[WHAT IS NEEDED]:
In the entries below, find every line with the string "Histórico" and copy it.

[App and web page records]:
◆ ◆ ◆ ◆

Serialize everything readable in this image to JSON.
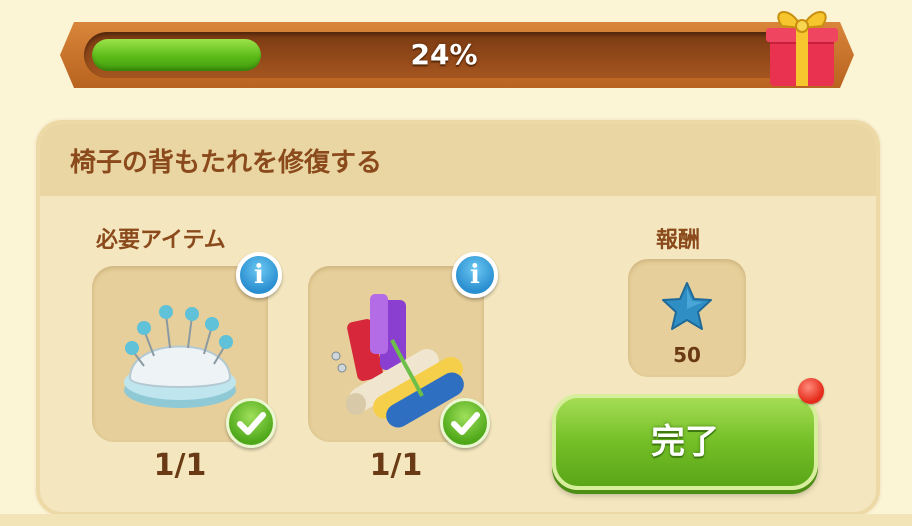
{
  "progress": {
    "percent_label": "24%",
    "fraction": 0.24
  },
  "task": {
    "title": "椅子の背もたれを修復する"
  },
  "required": {
    "label": "必要アイテム",
    "items": [
      {
        "icon": "pincushion-icon",
        "count": "1/1",
        "info": "i"
      },
      {
        "icon": "fabric-rolls-icon",
        "count": "1/1",
        "info": "i"
      }
    ]
  },
  "reward": {
    "label": "報酬",
    "icon": "blue-star-icon",
    "value": "50"
  },
  "actions": {
    "complete_label": "完了"
  },
  "colors": {
    "accent_green": "#74bf27",
    "title_brown": "#8a4a1c",
    "info_blue": "#2a8fd0",
    "notification_red": "#e52b1a"
  }
}
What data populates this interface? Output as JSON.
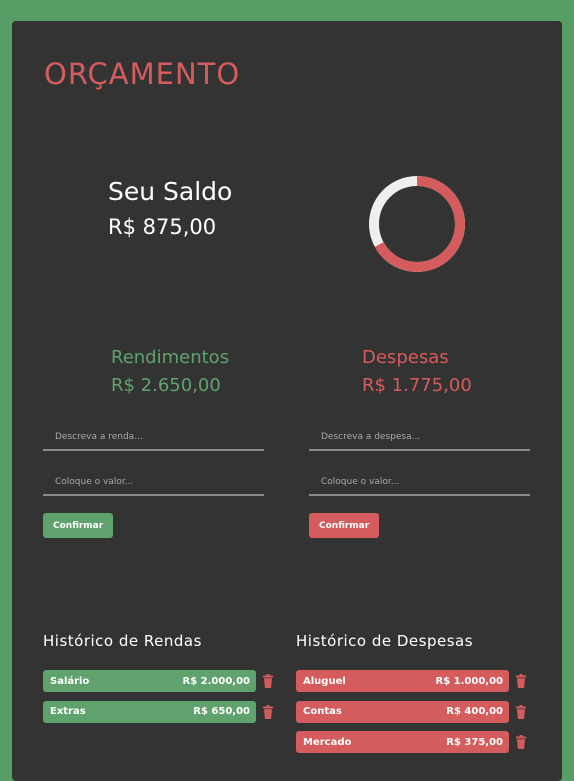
{
  "header": {
    "title": "ORÇAMENTO"
  },
  "balance": {
    "label": "Seu Saldo",
    "value": "R$ 875,00"
  },
  "donut": {
    "expense_fraction": 0.6698,
    "income_color": "#efefef",
    "expense_color": "#d55c5c"
  },
  "income": {
    "title": "Rendimentos",
    "total": "R$ 2.650,00",
    "description_placeholder": "Descreva a renda...",
    "value_placeholder": "Coloque o valor...",
    "confirm_label": "Confirmar"
  },
  "expense": {
    "title": "Despesas",
    "total": "R$ 1.775,00",
    "description_placeholder": "Descreva a despesa...",
    "value_placeholder": "Coloque o valor...",
    "confirm_label": "Confirmar"
  },
  "income_history": {
    "title": "Histórico de Rendas",
    "items": [
      {
        "name": "Salário",
        "amount": "R$ 2.000,00"
      },
      {
        "name": "Extras",
        "amount": "R$ 650,00"
      }
    ]
  },
  "expense_history": {
    "title": "Histórico de Despesas",
    "items": [
      {
        "name": "Aluguel",
        "amount": "R$ 1.000,00"
      },
      {
        "name": "Contas",
        "amount": "R$ 400,00"
      },
      {
        "name": "Mercado",
        "amount": "R$ 375,00"
      }
    ]
  },
  "colors": {
    "brand_green": "#5fa26e",
    "brand_red": "#d55c5c",
    "card_bg": "#333333",
    "page_bg": "#579e66"
  },
  "icons": {
    "delete": "trash-icon"
  }
}
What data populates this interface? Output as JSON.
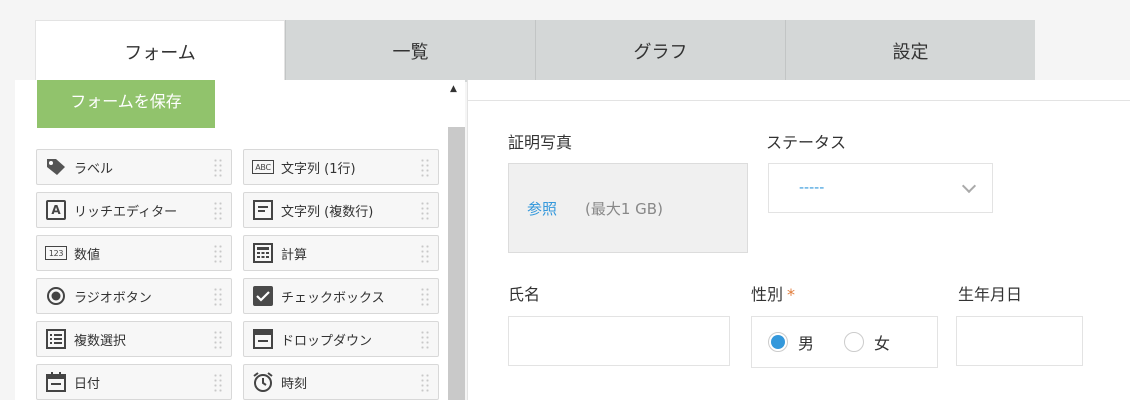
{
  "tabs": [
    {
      "label": "フォーム",
      "active": true
    },
    {
      "label": "一覧",
      "active": false
    },
    {
      "label": "グラフ",
      "active": false
    },
    {
      "label": "設定",
      "active": false
    }
  ],
  "palette": {
    "save_label": "フォームを保存",
    "fields": [
      {
        "label": "ラベル",
        "icon": "tag-icon"
      },
      {
        "label": "文字列 (1行)",
        "icon": "abc-icon",
        "icon_text": "ABC"
      },
      {
        "label": "リッチエディター",
        "icon": "rich-editor-icon",
        "icon_text": "A"
      },
      {
        "label": "文字列 (複数行)",
        "icon": "multiline-text-icon"
      },
      {
        "label": "数値",
        "icon": "number-icon",
        "icon_text": "123"
      },
      {
        "label": "計算",
        "icon": "calculator-icon"
      },
      {
        "label": "ラジオボタン",
        "icon": "radio-icon"
      },
      {
        "label": "チェックボックス",
        "icon": "checkbox-icon"
      },
      {
        "label": "複数選択",
        "icon": "multi-select-icon"
      },
      {
        "label": "ドロップダウン",
        "icon": "dropdown-icon"
      },
      {
        "label": "日付",
        "icon": "calendar-icon"
      },
      {
        "label": "時刻",
        "icon": "clock-icon"
      }
    ]
  },
  "form": {
    "photo_label": "証明写真",
    "photo_browse": "参照",
    "photo_limit": "(最大1 GB)",
    "status_label": "ステータス",
    "status_value": "-----",
    "name_label": "氏名",
    "gender_label": "性別",
    "gender_required": "*",
    "gender_options": [
      "男",
      "女"
    ],
    "birthday_label": "生年月日"
  },
  "colors": {
    "save_button": "#91c36c",
    "accent": "#3498db",
    "required": "#e07b39"
  }
}
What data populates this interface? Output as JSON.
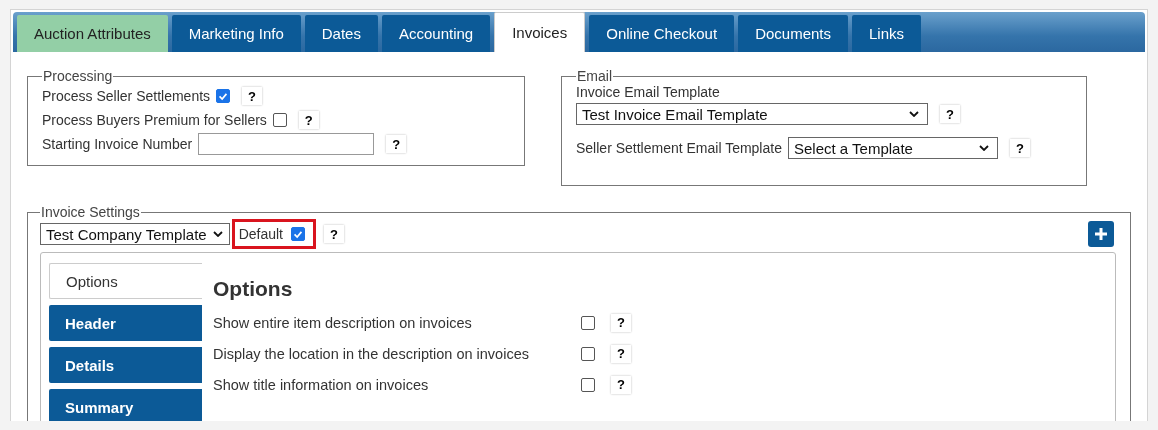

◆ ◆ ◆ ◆

[YOUR RESPONSE]:
    "title": "Histórico de Rendas",
    "title": "Histórico de Despesas",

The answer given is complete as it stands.